B Wang, J Wang, J Shehan, D Sarma
extradigital glomus tumor, glomangioma, glomus tumor, glomus tumor of cheek
B Wang, J Wang, J Shehan, D Sarma. Glomus Tumor of the Cheek. The Internet Journal of Dermatology. 2007 Volume 6 Number 2.
We are reporting two cases of glomus tumor of the cheek that we had recently encountered during the last six months. English literature is briefly reviewed.
A 51-year-old male presented with an asymptomatic red right lower cheek lesion that was clinically diagnosed as a “venous lake”. An excisional biopsy was performed and showed a glomus tumor (Figures A1, A2, and A3).

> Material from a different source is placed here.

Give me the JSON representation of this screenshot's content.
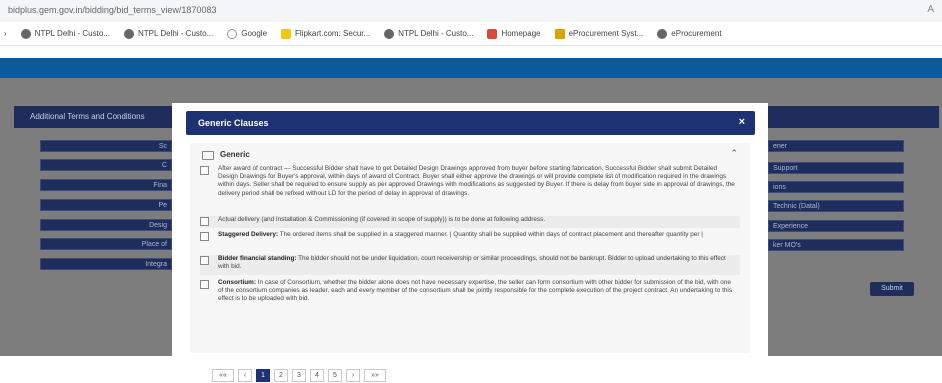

The second case was that of a 58-year-old female with a left check lesion that was clinically thought to be “epidermal cyst”. An excisional biopsy revealed the typical features of a glomus tumor (Figures B1, B2 and B3).

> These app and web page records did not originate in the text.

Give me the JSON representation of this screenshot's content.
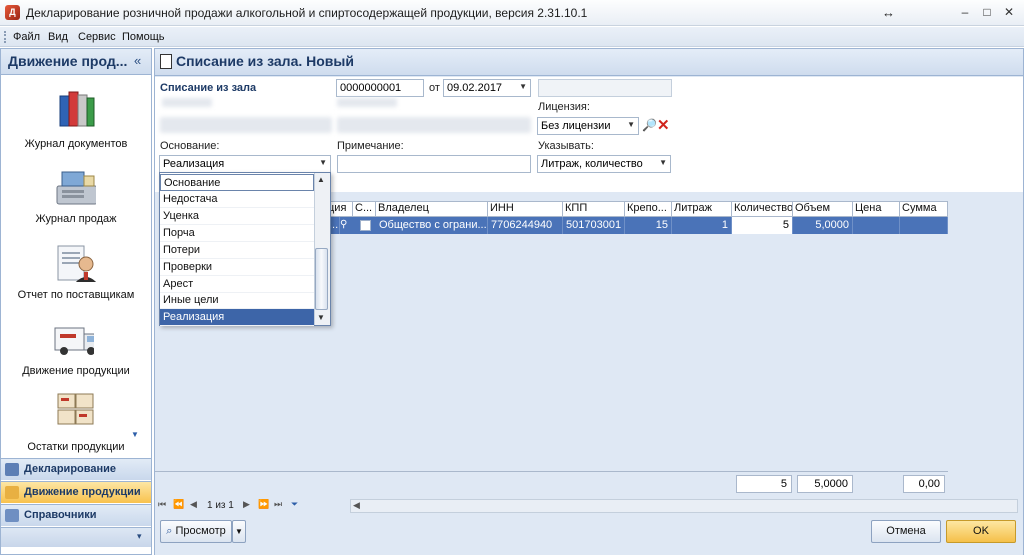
{
  "window": {
    "title": "Декларирование розничной продажи алкогольной и спиртосодержащей продукции, версия 2.31.10.1",
    "controls": [
      "↔",
      "–",
      "□",
      "✕"
    ]
  },
  "menu": [
    "Файл",
    "Вид",
    "Сервис",
    "Помощь"
  ],
  "nav": {
    "title": "Движение прод...",
    "collapse": "«",
    "tiles": [
      "Журнал документов",
      "Журнал продаж",
      "Отчет по поставщикам",
      "Движение продукции",
      "Остатки продукции"
    ],
    "sections": [
      {
        "label": "Декларирование",
        "active": false
      },
      {
        "label": "Движение продукции",
        "active": true
      },
      {
        "label": "Справочники",
        "active": false
      }
    ],
    "chevron": "▾"
  },
  "doc": {
    "title": "Списание из зала. Новый",
    "form": {
      "label": "Списание из зала",
      "number": "0000000001",
      "from_label": "от",
      "date": "09.02.2017",
      "license_label": "Лицензия:",
      "license_value": "Без лицензии",
      "reason_label": "Основание:",
      "reason_value": "Реализация",
      "note_label": "Примечание:",
      "note_value": "",
      "specify_label": "Указывать:",
      "specify_value": "Литраж, количество"
    },
    "grid": {
      "columns": [
        "",
        "ция",
        "С...",
        "Владелец",
        "ИНН",
        "КПП",
        "Крепо...",
        "Литраж",
        "Количество",
        "Объем",
        "Цена",
        "Сумма"
      ],
      "row": {
        "code": "...",
        "owner": "Общество с ограни...",
        "inn": "7706244940",
        "kpp": "501703001",
        "strength": "15",
        "litre": "1",
        "qty": "5",
        "volume": "5,0000",
        "price": "",
        "sum": ""
      }
    },
    "totals": {
      "qty": "5",
      "volume": "5,0000",
      "sum": "0,00"
    },
    "pager": {
      "text": "1 из 1"
    },
    "buttons": {
      "preview": "Просмотр",
      "cancel": "Отмена",
      "ok": "OK"
    }
  },
  "dropdown": {
    "items": [
      "Основание",
      "Недостача",
      "Уценка",
      "Порча",
      "Потери",
      "Проверки",
      "Арест",
      "Иные цели",
      "Реализация"
    ],
    "selected": "Реализация"
  }
}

Microscopically both tumors showed prominent vascular spaces rimmed by a variable thickness of glomus cells (Figure 2) with dark small uniform nuclei and slightly eosinophilic cytoplasm (Figure 3). There was no mitotic activity or necrosis.
Glomus tumor is a rare benign painful tumor commonly found in the corium and subcutaneous tissue, mostly in the subungual region of the fingers. It arises from the rests of glomus bodies, which are specialized structures at arteriovenous anastomosis functioning in thermal regulation.

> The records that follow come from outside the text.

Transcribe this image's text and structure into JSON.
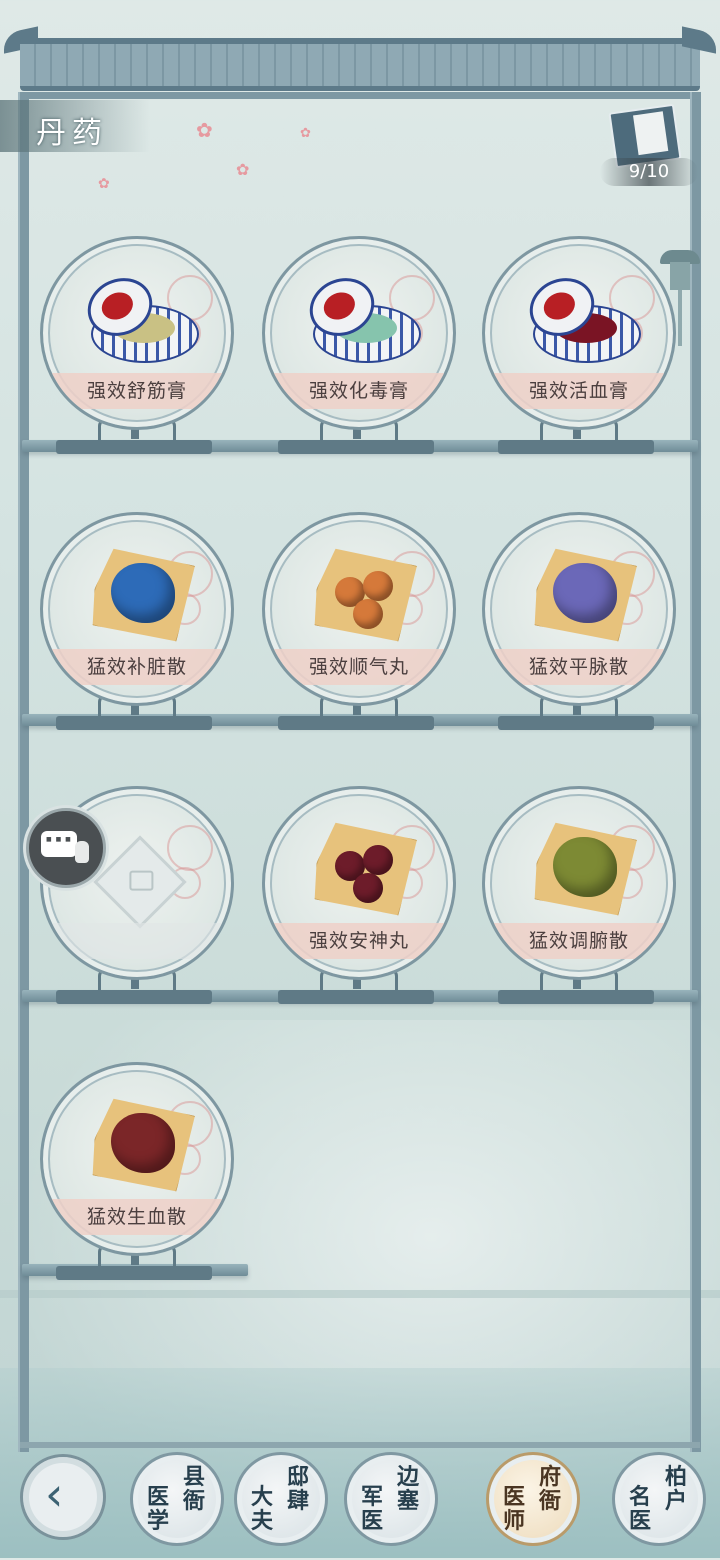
{
  "title": "丹药",
  "counter": "9/10",
  "slots": [
    {
      "label": "强效舒筋膏",
      "kind": "ointment",
      "color": "#c9c184"
    },
    {
      "label": "强效化毒膏",
      "kind": "ointment",
      "color": "#86c4ad"
    },
    {
      "label": "强效活血膏",
      "kind": "ointment",
      "color": "#7a1424"
    },
    {
      "label": "猛效补脏散",
      "kind": "powder",
      "color": "#2d6bb8"
    },
    {
      "label": "强效顺气丸",
      "kind": "pills",
      "color": "#d5793a"
    },
    {
      "label": "猛效平脉散",
      "kind": "powder",
      "color": "#6b68b8"
    },
    {
      "label": "",
      "kind": "locked",
      "color": "#e4eaea"
    },
    {
      "label": "强效安神丸",
      "kind": "pills",
      "color": "#6d1c2a"
    },
    {
      "label": "猛效调腑散",
      "kind": "powder",
      "color": "#7d8a34"
    },
    {
      "label": "猛效生血散",
      "kind": "powder",
      "color": "#7b2628"
    }
  ],
  "nav": {
    "back_icon": "chevron-left-icon",
    "tabs": [
      {
        "a": "县衙",
        "b": "医学"
      },
      {
        "a": "邸肆",
        "b": "大夫"
      },
      {
        "a": "边塞",
        "b": "军医"
      },
      {
        "a": "府衙",
        "b": "医师"
      },
      {
        "a": "柏户",
        "b": "名医"
      }
    ],
    "active_index": 3
  },
  "colors": {
    "frame": "#7d98a3",
    "label_bg": "#efd0c8",
    "accent_active": "#ecd9b8"
  }
}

Extradigital glomus tumor is a rare entity, especially in the location, such as cheek. In a reported study of 56 extradigital glomus tumors seen in Mayo Clinic over a period of twenty years (1985-2005), the authors found a single case occurring in the cheek . Other reported sites for extradigital glomus tumors include face , colon , stomach, lung, bone, nervous system, and fallopian tubes .
Extradigital glomus tumors can be a diagnostic challenge for the clinicians. The characteristic symptoms of digital glomus tumors, e.g., pain, pinpoint tenderness with blunt palpation, and hypersensitivity to cold, may not be present. Excisional biopsy is usually necessary for the diagnosis as well as the treatment
Deba P. Sarma, M.D. Department of Pathology Creighton University Medical School Omaha, NE 68131 email@example.com